A brand is much more than just a name and logo - it is a unique identity that tells the story of your company. Once you have defined your brand, it is important to maintain consistency throughout all of your customer touch points. Staying consistent will help you to strengthen the connection between your brand and your customer, and ultimately make decisions easier and sell to your customers with more clarity. The easiest way to maintain consistency is to create a brand style guide.
All your marketing touch points (website, letterhead, social media, proposals, invoices, emails, etc.) should tell the same brand story. Maintaining a common thread across all customer touchpoints strengthens your brand message and efficacy. The style guide is a crucial component of consistent branding - it is a quick, easy-to-read reference that defines your brand elements. Some guides simply include the basics like logo, color palette, and fonts. Others go a bit more in depth and include things like value statement, tone, and images. By documenting your brand elements in a format that is both easy to read and share, you ensure that your employees, partners, vendors, and stakeholders can easily refer to it and stay on point with your brand message.
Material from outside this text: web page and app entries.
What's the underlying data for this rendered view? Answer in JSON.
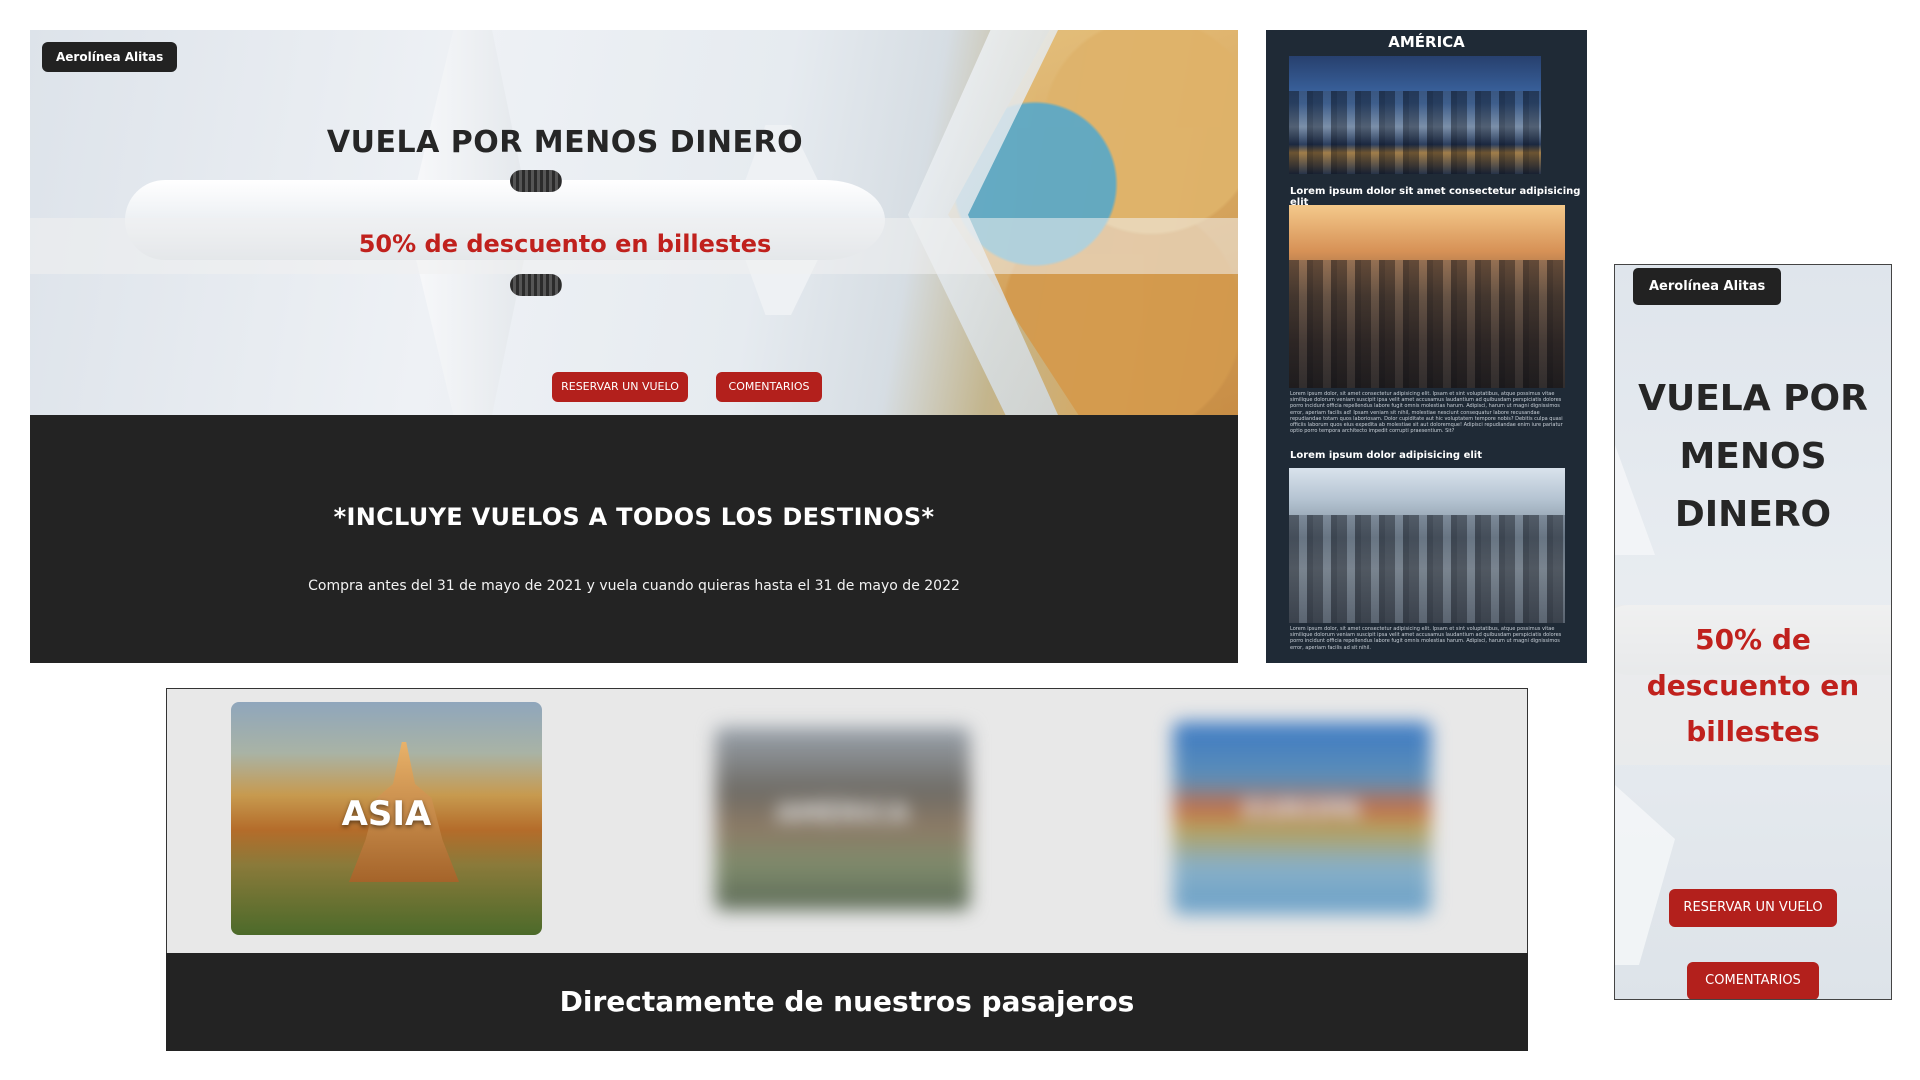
{
  "hero": {
    "brand": "Aerolínea Alitas",
    "title": "VUELA POR MENOS DINERO",
    "subtitle": "50% de descuento en billestes",
    "button_book": "RESERVAR UN VUELO",
    "button_comments": "COMENTARIOS"
  },
  "band": {
    "title": "*INCLUYE VUELOS A TODOS LOS DESTINOS*",
    "text": "Compra antes del 31 de mayo de 2021 y vuela cuando quieras hasta el 31 de mayo de 2022"
  },
  "america": {
    "title": "AMÉRICA",
    "heading1": "Lorem ipsum dolor sit amet consectetur adipisicing elit",
    "paragraph1": "Lorem ipsum dolor, sit amet consectetur adipisicing elit. Ipsam et sint voluptatibus, atque possimus vitae similique dolorum veniam suscipit ipsa velit amet accusamus laudantium ad quibusdam perspiciatis dolores porro incidunt officia repellendus labore fugit omnis molestias harum. Adipisci, harum ut magni dignissimos error, aperiam facilis ad! Ipsam veniam sit nihil, molestiae nesciunt consequatur labore recusandae repudiandae totam quos laboriosam. Dolor cupiditate aut hic voluptatem tempore nobis? Debitis culpa quasi officiis laborum quos eius expedita ab molestiae sit aut doloremque! Adipisci repudiandae enim iure pariatur optio porro tempora architecto impedit corrupti praesentium. Sit?",
    "heading2": "Lorem ipsum dolor adipisicing elit",
    "paragraph2": "Lorem ipsum dolor, sit amet consectetur adipisicing elit. Ipsam et sint voluptatibus, atque possimus vitae similique dolorum veniam suscipit ipsa velit amet accusamus laudantium ad quibusdam perspiciatis dolores porro incidunt officia repellendus labore fugit omnis molestias harum. Adipisci, harum ut magni dignissimos error, aperiam facilis ad sit nihil."
  },
  "destinations": {
    "cards": [
      {
        "label": "ASIA"
      },
      {
        "label": "AMÉRICA"
      },
      {
        "label": "EUROPA"
      }
    ]
  },
  "testimonials": {
    "title": "Directamente de nuestros pasajeros"
  },
  "mobile": {
    "brand": "Aerolínea Alitas",
    "title": "VUELA POR MENOS DINERO",
    "subtitle": "50% de descuento en billestes",
    "button_book": "RESERVAR UN VUELO",
    "button_comments": "COMENTARIOS"
  }
}
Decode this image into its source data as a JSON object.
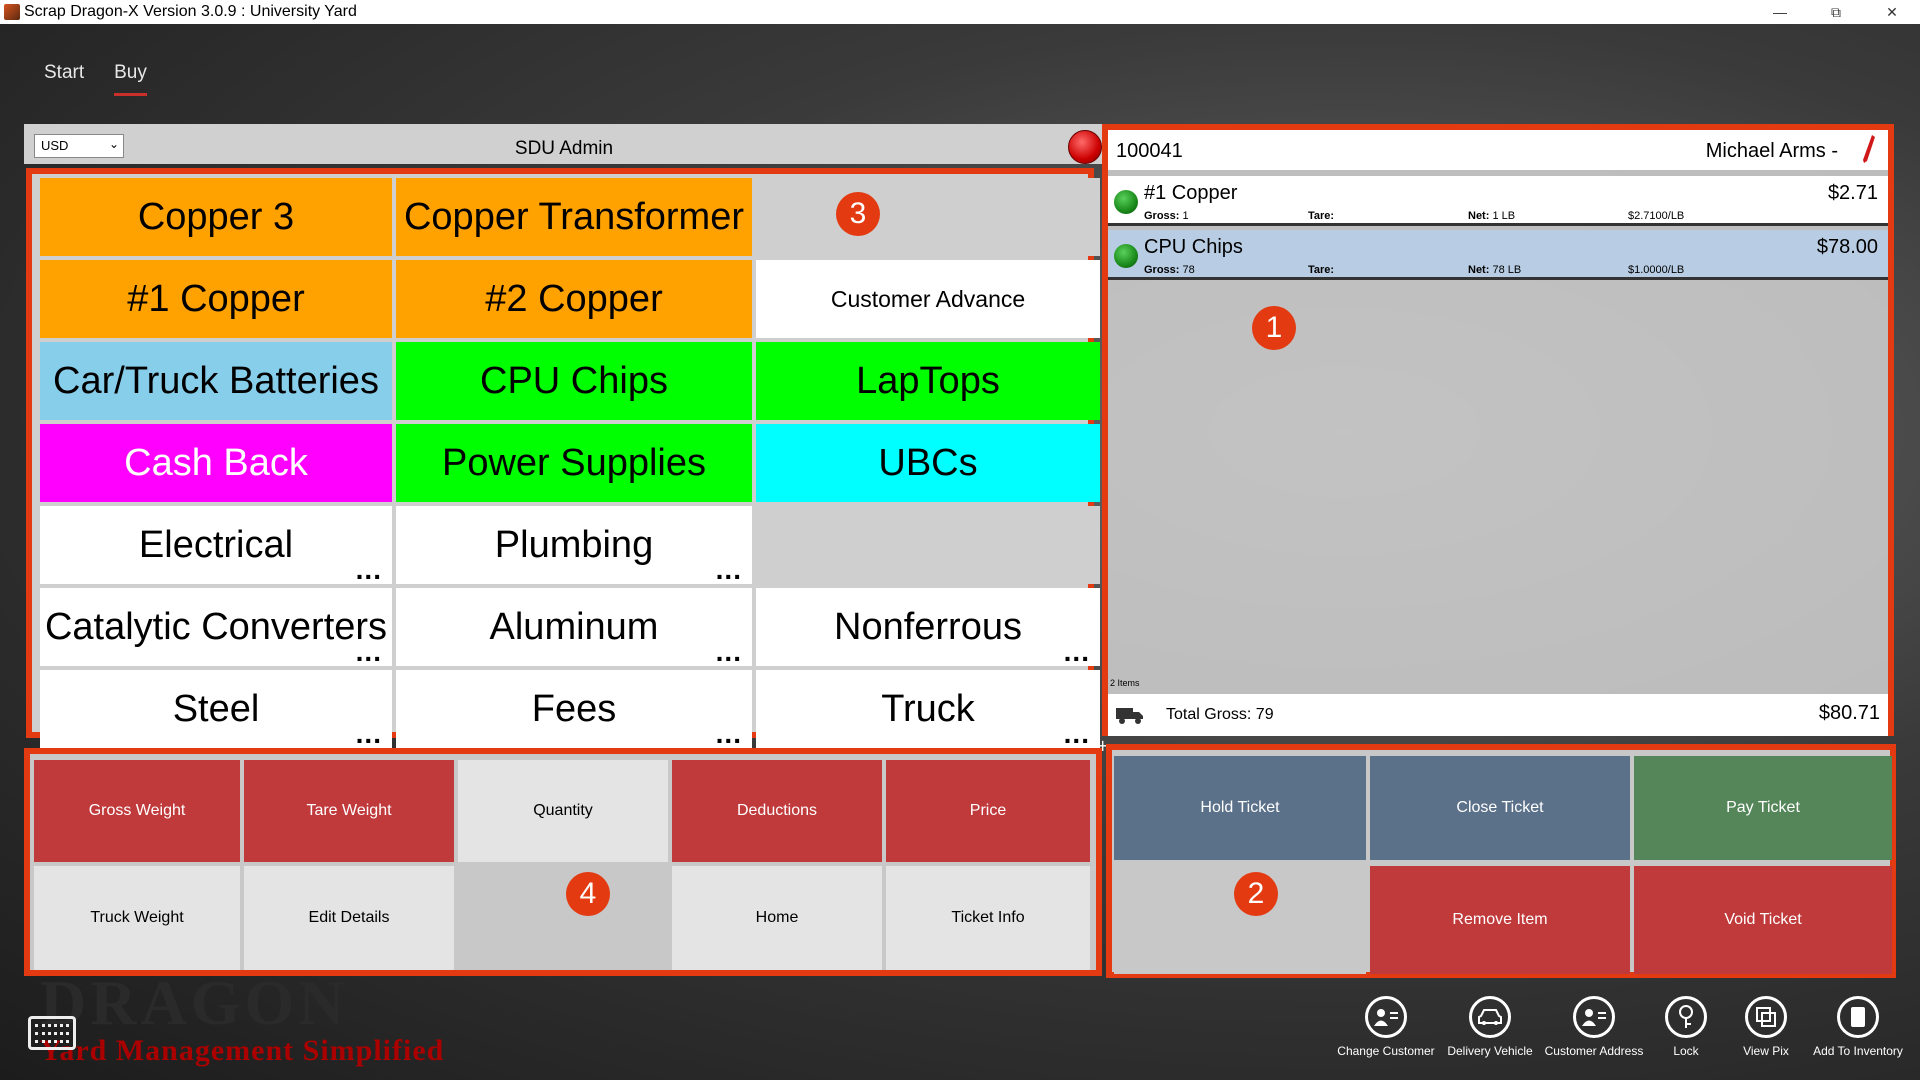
{
  "window": {
    "title": "Scrap Dragon-X  Version 3.0.9 : University Yard",
    "minimize": "—",
    "restore": "⧉",
    "close": "✕"
  },
  "nav": {
    "items": [
      {
        "label": "Start"
      },
      {
        "label": "Buy"
      }
    ]
  },
  "header": {
    "currency": "USD",
    "admin": "SDU Admin"
  },
  "products": {
    "items": [
      {
        "label": "Copper 3"
      },
      {
        "label": "Copper Transformer"
      },
      {
        "label": ""
      },
      {
        "label": "#1 Copper"
      },
      {
        "label": "#2 Copper"
      },
      {
        "label": "Customer Advance"
      },
      {
        "label": "Car/Truck Batteries"
      },
      {
        "label": "CPU Chips"
      },
      {
        "label": "LapTops"
      },
      {
        "label": "Cash Back"
      },
      {
        "label": "Power Supplies"
      },
      {
        "label": "UBCs"
      },
      {
        "label": "Electrical"
      },
      {
        "label": "Plumbing"
      },
      {
        "label": ""
      },
      {
        "label": "Catalytic Converters"
      },
      {
        "label": "Aluminum"
      },
      {
        "label": "Nonferrous"
      },
      {
        "label": "Steel"
      },
      {
        "label": "Fees"
      },
      {
        "label": "Truck"
      }
    ],
    "more": "..."
  },
  "callouts": {
    "one": "1",
    "two": "2",
    "three": "3",
    "four": "4"
  },
  "ticket": {
    "number": "100041",
    "customer": "Michael Arms  -",
    "lines": [
      {
        "name": "#1 Copper",
        "price": "$2.71",
        "gross_label": "Gross:",
        "gross": "1",
        "tare_label": "Tare:",
        "net_label": "Net:",
        "net": "1 LB",
        "rate": "$2.7100/LB"
      },
      {
        "name": "CPU Chips",
        "price": "$78.00",
        "gross_label": "Gross:",
        "gross": "78",
        "tare_label": "Tare:",
        "net_label": "Net:",
        "net": "78 LB",
        "rate": "$1.0000/LB"
      }
    ],
    "items_count": "2  Items",
    "total_gross": "Total Gross: 79",
    "total": "$80.71"
  },
  "functions": {
    "gross_weight": "Gross Weight",
    "tare_weight": "Tare Weight",
    "quantity": "Quantity",
    "deductions": "Deductions",
    "price": "Price",
    "truck_weight": "Truck Weight",
    "edit_details": "Edit Details",
    "home": "Home",
    "ticket_info": "Ticket Info"
  },
  "actions": {
    "hold": "Hold Ticket",
    "close": "Close Ticket",
    "pay": "Pay Ticket",
    "remove": "Remove Item",
    "void": "Void Ticket"
  },
  "brand": {
    "big": "DRAGON",
    "tagline": "Yard Management Simplified"
  },
  "toolbar": {
    "items": [
      {
        "label": "Change Customer",
        "icon": "person-card-icon"
      },
      {
        "label": "Delivery Vehicle",
        "icon": "car-icon"
      },
      {
        "label": "Customer Address",
        "icon": "address-card-icon"
      },
      {
        "label": "Lock",
        "icon": "key-icon"
      },
      {
        "label": "View Pix",
        "icon": "pictures-icon"
      },
      {
        "label": "Add To Inventory",
        "icon": "inventory-icon"
      }
    ]
  },
  "colors": {
    "accent_frame": "#e43a12",
    "orange": "#ffa200",
    "green": "#00ff00",
    "magenta": "#ff00ff",
    "cyan": "#00ffff",
    "sky": "#87ceeb",
    "red_button": "#c0393b",
    "slate_button": "#5b7089",
    "pay_green": "#55865a"
  }
}
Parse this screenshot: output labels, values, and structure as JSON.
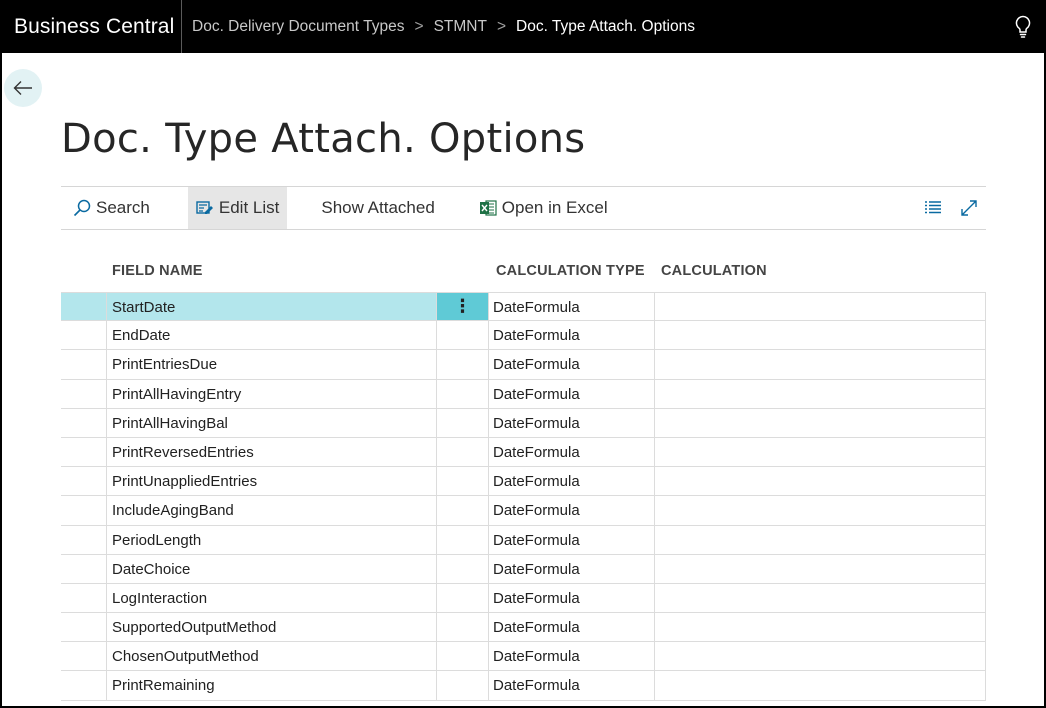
{
  "app": {
    "title": "Business Central"
  },
  "breadcrumb": {
    "items": [
      "Doc. Delivery Document Types",
      "STMNT"
    ],
    "current": "Doc. Type Attach. Options",
    "separator": ">"
  },
  "page": {
    "title": "Doc. Type Attach. Options"
  },
  "actions": {
    "search": "Search",
    "edit_list": "Edit List",
    "show_attached": "Show Attached",
    "open_excel": "Open in Excel"
  },
  "columns": {
    "field_name": "FIELD NAME",
    "calculation_type": "CALCULATION TYPE",
    "calculation": "CALCULATION"
  },
  "row_menu_glyph": "⋮",
  "rows": [
    {
      "field": "StartDate",
      "type": "DateFormula",
      "calc": ""
    },
    {
      "field": "EndDate",
      "type": "DateFormula",
      "calc": ""
    },
    {
      "field": "PrintEntriesDue",
      "type": "DateFormula",
      "calc": ""
    },
    {
      "field": "PrintAllHavingEntry",
      "type": "DateFormula",
      "calc": ""
    },
    {
      "field": "PrintAllHavingBal",
      "type": "DateFormula",
      "calc": ""
    },
    {
      "field": "PrintReversedEntries",
      "type": "DateFormula",
      "calc": ""
    },
    {
      "field": "PrintUnappliedEntries",
      "type": "DateFormula",
      "calc": ""
    },
    {
      "field": "IncludeAgingBand",
      "type": "DateFormula",
      "calc": ""
    },
    {
      "field": "PeriodLength",
      "type": "DateFormula",
      "calc": ""
    },
    {
      "field": "DateChoice",
      "type": "DateFormula",
      "calc": ""
    },
    {
      "field": "LogInteraction",
      "type": "DateFormula",
      "calc": ""
    },
    {
      "field": "SupportedOutputMethod",
      "type": "DateFormula",
      "calc": ""
    },
    {
      "field": "ChosenOutputMethod",
      "type": "DateFormula",
      "calc": ""
    },
    {
      "field": "PrintRemaining",
      "type": "DateFormula",
      "calc": ""
    }
  ],
  "colors": {
    "accent": "#00a4b4",
    "selected_row": "#b3e6ec",
    "row_menu": "#5fcad6",
    "excel_green": "#1e7145"
  }
}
Items you can include in your Brand Style Guide:
· Logo – Your logo is the face of your business! Your style guide should include all versions of your logo – i.e. the primary version of your logo, horizontal, vertical/stacked, one color, and icon versions.
· Colors – Your color palette should include 3-5 colors that reflect your brand image. Colors will represent adjectives that help tell your brand story. For example, yellow can be sunny and happy, vintage turquoise is contemporary yet nostalgic.
· Fonts - Like colors, fonts reflect your brand image. Include your primary and secondary fonts, size and weight requirements, and how and where they should be used.
· Value statement - The value statement defines your brand mission. What is the purpose of your company? What is the promise you make to your customers?
· Tone –The tone of your brand is the voice and personality that your brand portrays. Is your brand fun, silly, serious, informative, or formal?
· Images - Some brands like to define parameters for photography used with their brand. For example, stating that images should be bright or active, or use illustrations rather than photography, or even stating that clothes people wear should include only colors from the brand color palette.
Once your style guide is ready, make it easy to find and easy to share. For example, Spotify uses a landing page on their website, while other brands create a PDF file that they share through their website (e.g. Atlanta Public Schools), Google Drive, or Dropbox folder (like we do! see ours below). Keep in mind that your style guide should be a living document that you can adapt and change as your brand evolves!